 Pinchevshy inspects a camera lens in the small workshop area above the SCA Production Equipment Center.
Although he enjoyed working on films, Pinchevsky found his career limited by the enmity many Russians and the communist party held against Jews. Because of his origins, he said his name never appeared in the credits. When others received bonuses, he did not. The last straw came when his group was to go abroad to do a project. When he arrived at the appointed departure time, none of his comrades were there. Finally, the cleaning lady told him the others met earlier, intentionally leaving without him.

“This is when ‘the water came to the nose,’” Pinchevsky said, using an old Russian expression.
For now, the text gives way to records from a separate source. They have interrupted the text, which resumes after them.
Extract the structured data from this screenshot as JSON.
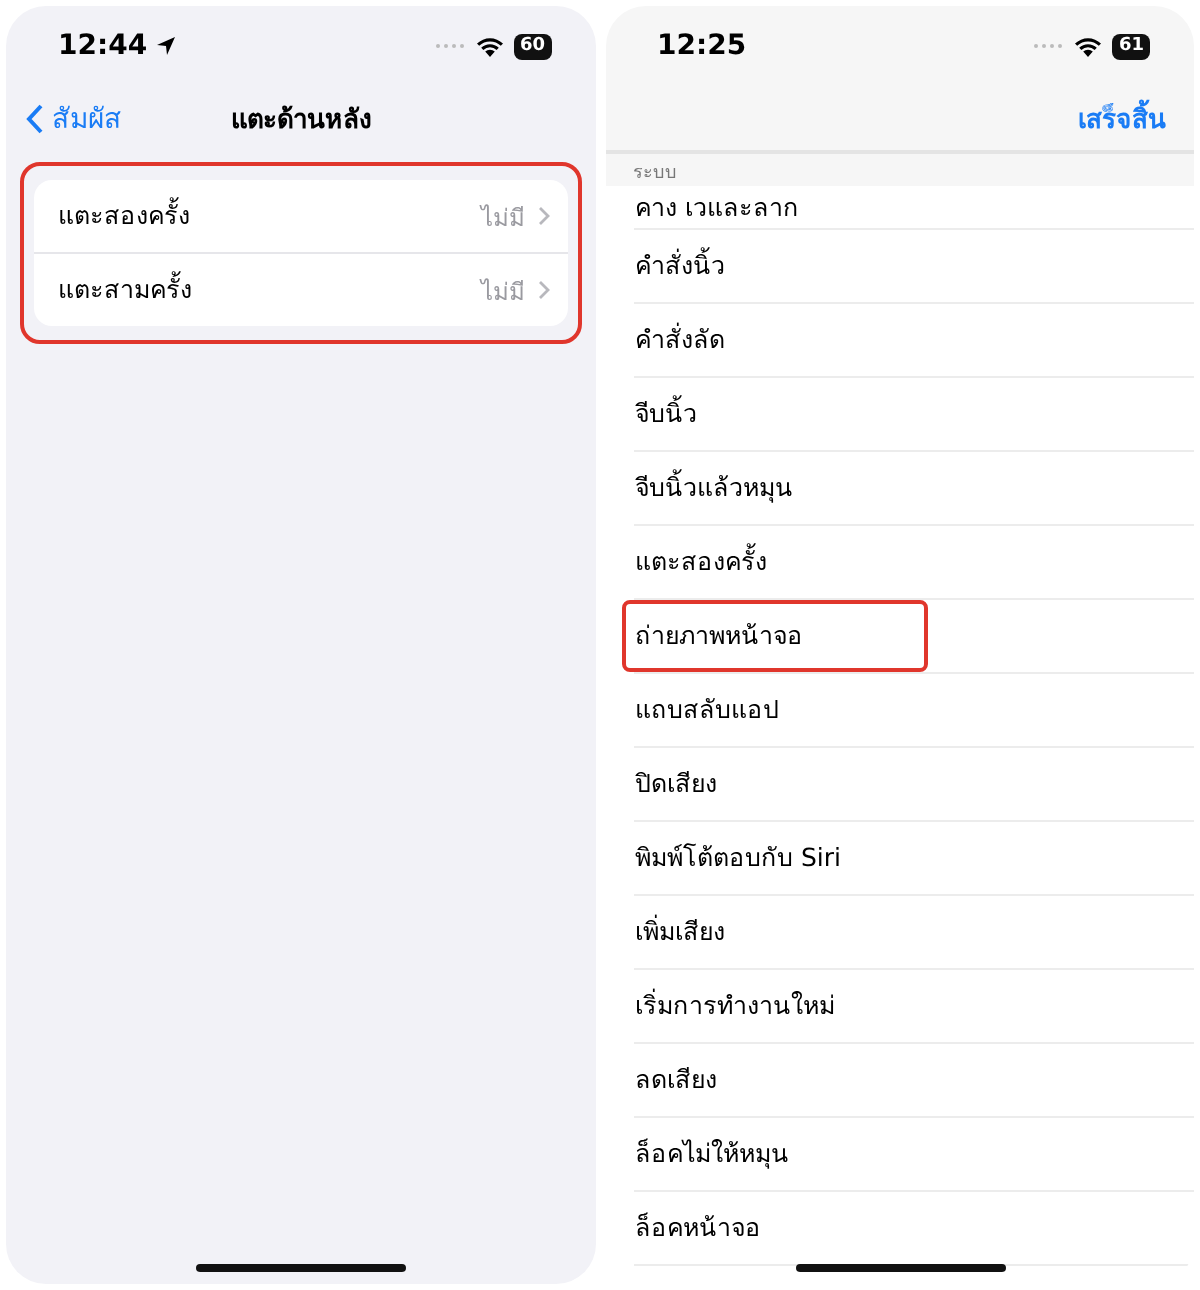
{
  "screens": [
    {
      "status_bar": {
        "time": "12:44",
        "location": true,
        "battery": "60"
      },
      "nav": {
        "back": "สัมผัส",
        "title": "แตะด้านหลัง"
      },
      "group": {
        "highlighted": true,
        "rows": [
          {
            "label": "แตะสองครั้ง",
            "value": "ไม่มี"
          },
          {
            "label": "แตะสามครั้ง",
            "value": "ไม่มี"
          }
        ]
      }
    },
    {
      "status_bar": {
        "time": "12:25",
        "location": false,
        "battery": "61"
      },
      "nav": {
        "done": "เสร็จสิ้น"
      },
      "section": "ระบบ",
      "items": [
        {
          "label": "คาง เวและลาก",
          "highlighted": false
        },
        {
          "label": "คำสั่งนิ้ว",
          "highlighted": false
        },
        {
          "label": "คำสั่งลัด",
          "highlighted": false
        },
        {
          "label": "จีบนิ้ว",
          "highlighted": false
        },
        {
          "label": "จีบนิ้วแล้วหมุน",
          "highlighted": false
        },
        {
          "label": "แตะสองครั้ง",
          "highlighted": false
        },
        {
          "label": "ถ่ายภาพหน้าจอ",
          "highlighted": true
        },
        {
          "label": "แถบสลับแอป",
          "highlighted": false
        },
        {
          "label": "ปิดเสียง",
          "highlighted": false
        },
        {
          "label": "พิมพ์โต้ตอบกับ Siri",
          "highlighted": false
        },
        {
          "label": "เพิ่มเสียง",
          "highlighted": false
        },
        {
          "label": "เริ่มการทำงานใหม่",
          "highlighted": false
        },
        {
          "label": "ลดเสียง",
          "highlighted": false
        },
        {
          "label": "ล็อคไม่ให้หมุน",
          "highlighted": false
        },
        {
          "label": "ล็อคหน้าจอ",
          "highlighted": false
        }
      ]
    }
  ]
}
Pinchevsky (center) adjusts the camera to do a masking shot for the cinematic adaptation of Alexander Pushkin's Ruslan and Ludmila.
Taking advantage of the pressure that the United States put on the Kremlin to liberalize its emigration policies or face reduced grain shipments, Pinchevsky and his family moved to Israel in 1972. Thirteen years later, they once again uprooted to come to the U.S. After receiving his green card, he applied for the job at USC and was hired on Woody Omens’ recommendation.

When he’s not working on SCA equipment, Pinchevsky still pursues his love of miniatures, crafting radio-controlled boats. One of his most recent projects is a 48-inch replica of John F. Kennedy’s PT 109. Proving he still has his technical touch, Pinchevsky shot a sequence of the boat in action. By speeding the camera to 60 frames per second from the normal 24 fps, the model creates a wake that is as close as you can get to the real thing.